Data for this exercise START
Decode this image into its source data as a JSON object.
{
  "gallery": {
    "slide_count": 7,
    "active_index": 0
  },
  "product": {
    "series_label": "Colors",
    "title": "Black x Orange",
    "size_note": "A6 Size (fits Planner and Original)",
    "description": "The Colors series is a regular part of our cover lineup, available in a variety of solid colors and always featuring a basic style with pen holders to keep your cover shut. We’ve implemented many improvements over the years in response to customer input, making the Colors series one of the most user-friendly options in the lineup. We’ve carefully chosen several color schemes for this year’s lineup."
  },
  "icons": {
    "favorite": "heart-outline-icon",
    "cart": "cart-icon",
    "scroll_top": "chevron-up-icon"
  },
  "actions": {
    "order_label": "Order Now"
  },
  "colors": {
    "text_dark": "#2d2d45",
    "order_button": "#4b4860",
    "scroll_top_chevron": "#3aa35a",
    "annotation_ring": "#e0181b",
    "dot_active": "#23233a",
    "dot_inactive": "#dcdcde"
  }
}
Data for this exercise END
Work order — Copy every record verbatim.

Answer to this exercise —
Decode this image into its source data as a JSON object.
{
  "gallery": {
    "slide_count": 7,
    "active_index": 0
  },
  "product": {
    "series_label": "Colors",
    "title": "Black x Orange",
    "size_note": "A6 Size (fits Planner and Original)",
    "description": "The Colors series is a regular part of our cover lineup, available in a variety of solid colors and always featuring a basic style with pen holders to keep your cover shut. We’ve implemented many improvements over the years in response to customer input, making the Colors series one of the most user-friendly options in the lineup. We’ve carefully chosen several color schemes for this year’s lineup."
  },
  "icons": {
    "favorite": "heart-outline-icon",
    "cart": "cart-icon",
    "scroll_top": "chevron-up-icon"
  },
  "actions": {
    "order_label": "Order Now"
  },
  "colors": {
    "text_dark": "#2d2d45",
    "order_button": "#4b4860",
    "scroll_top_chevron": "#3aa35a",
    "annotation_ring": "#e0181b",
    "dot_active": "#23233a",
    "dot_inactive": "#dcdcde"
  }
}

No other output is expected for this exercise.